The Asset Advisory Group
Chip Workman grew up in a household with the mantra “anything worth having is worth taking care of.” His parents taught him the importance of doing for others, a good education, and the value of a buck. Water was what you ordered at restaurants, the landscaper was looking at you in the mirror and the best way to get that toy or pack of baseball cards was to save, save, save.
Given his frugal upbringing, Chip was often someone that friends trusted for advice that revolved around money. It seemed a very natural transition to make this his career.
After graduation, Chip found the options available to follow this path disheartening. Opportunities that promised to help clients achieve their goals were, at best, thinly veiled schemes that put the company first and giving sound advice second. At worst, it was much more underhanded. He never understood why it had to be the company or the client. Why couldn’t it be both?
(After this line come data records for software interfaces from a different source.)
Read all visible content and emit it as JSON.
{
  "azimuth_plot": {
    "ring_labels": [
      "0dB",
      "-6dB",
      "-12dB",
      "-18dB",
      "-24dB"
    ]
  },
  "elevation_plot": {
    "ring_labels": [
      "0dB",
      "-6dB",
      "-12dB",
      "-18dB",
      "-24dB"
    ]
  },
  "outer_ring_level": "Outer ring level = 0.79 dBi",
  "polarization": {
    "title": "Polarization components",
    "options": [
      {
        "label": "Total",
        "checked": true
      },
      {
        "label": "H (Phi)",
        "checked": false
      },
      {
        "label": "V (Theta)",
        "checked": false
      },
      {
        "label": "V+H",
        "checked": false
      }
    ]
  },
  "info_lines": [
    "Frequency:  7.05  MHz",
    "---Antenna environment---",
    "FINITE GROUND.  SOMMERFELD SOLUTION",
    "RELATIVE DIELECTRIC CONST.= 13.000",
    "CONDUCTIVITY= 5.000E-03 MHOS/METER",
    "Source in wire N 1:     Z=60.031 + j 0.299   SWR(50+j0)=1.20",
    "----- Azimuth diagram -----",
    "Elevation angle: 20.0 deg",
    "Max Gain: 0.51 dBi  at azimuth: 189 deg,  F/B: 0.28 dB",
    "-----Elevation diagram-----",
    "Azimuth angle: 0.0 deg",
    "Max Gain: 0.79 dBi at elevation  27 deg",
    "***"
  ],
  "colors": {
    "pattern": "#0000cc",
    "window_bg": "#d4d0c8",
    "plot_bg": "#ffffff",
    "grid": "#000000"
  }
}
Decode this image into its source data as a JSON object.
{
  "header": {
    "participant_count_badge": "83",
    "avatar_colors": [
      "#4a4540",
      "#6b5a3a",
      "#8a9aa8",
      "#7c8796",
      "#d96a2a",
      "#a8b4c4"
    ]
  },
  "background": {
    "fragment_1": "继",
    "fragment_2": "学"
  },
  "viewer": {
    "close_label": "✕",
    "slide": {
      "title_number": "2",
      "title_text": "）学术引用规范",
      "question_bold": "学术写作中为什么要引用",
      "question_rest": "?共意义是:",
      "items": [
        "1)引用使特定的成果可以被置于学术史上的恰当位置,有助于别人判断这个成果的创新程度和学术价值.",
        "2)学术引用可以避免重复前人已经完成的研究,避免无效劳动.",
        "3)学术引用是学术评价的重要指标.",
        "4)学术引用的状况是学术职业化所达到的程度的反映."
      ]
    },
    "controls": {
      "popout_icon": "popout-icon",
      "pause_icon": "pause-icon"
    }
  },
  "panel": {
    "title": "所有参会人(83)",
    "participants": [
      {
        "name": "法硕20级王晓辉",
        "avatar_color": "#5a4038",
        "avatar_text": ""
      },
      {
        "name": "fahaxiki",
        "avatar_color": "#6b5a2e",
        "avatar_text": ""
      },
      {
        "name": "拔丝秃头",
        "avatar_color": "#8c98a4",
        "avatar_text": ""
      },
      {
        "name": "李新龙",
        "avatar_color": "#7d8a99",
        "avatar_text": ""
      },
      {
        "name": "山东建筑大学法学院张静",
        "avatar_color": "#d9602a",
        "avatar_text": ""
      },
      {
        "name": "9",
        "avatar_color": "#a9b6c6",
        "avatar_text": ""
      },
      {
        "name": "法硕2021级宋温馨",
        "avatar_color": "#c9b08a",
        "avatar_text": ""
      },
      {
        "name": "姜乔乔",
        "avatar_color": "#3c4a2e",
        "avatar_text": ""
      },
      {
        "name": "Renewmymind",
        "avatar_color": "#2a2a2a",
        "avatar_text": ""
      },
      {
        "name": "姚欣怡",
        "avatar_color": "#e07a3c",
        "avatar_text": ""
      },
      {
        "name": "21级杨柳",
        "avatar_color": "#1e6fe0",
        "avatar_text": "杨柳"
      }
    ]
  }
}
Instead, Chip joined the world of private banking, developing many close relationships with individuals and families. He enjoyed a successful career, but was still restricted to the bank’s products and services. He happened upon an opportunity to help some financial advising firms with their banking needs. They were fiduciary advisors, charged with putting their clients’ interests ahead of their own. A light bulb immediately flickered and he saw an alternative to the traditional investment model, a way to be the trusted counselor he always wanted to be.
After a thorough search, Chip was fortunate to find Jeannette and the rest of the team at TAAG. He is proud to be able to truly partner with his clients and offer conflict-free, holistic advice about the financial issues that impact their goals.
MBA, Finance & International Business, Xavier University
BA, Miami University
Assets Under Management:
Information provided by Chip on Advisor Insights should not be construed as financial or investment advice. Consult with a financial planner before taking action. All thoughts and opinions are his and not necessarily those of The Asset Advisory Group, Inc.
The answer to your question depends on a number of circumstances, but generally speaking, the best way to build credit is to start using credit responsibly. Often, the easiest way to do this is to apply for a credit card.
Depending on your age, income and a number of other factors, this may need to come in the form of a Secured Credit Card. These can generally be acquired through the bank or credit union that you currently use.
If you might qualify for a non-secured credit card, make sure you find the one that's best for you. A great resource to research what card might be best for you is Nerd Wallet. Click on the link, answer the various prompts to determine what might be best or most rewarding for you.
Not to sound like a beer commercial, but the most important piece of my response above is "start using credit responsibly." This means start charging one or two things a month to the card, never spend more than you can afford to pay cash for right now and then pay off the credit card IN FULL at the end of each month.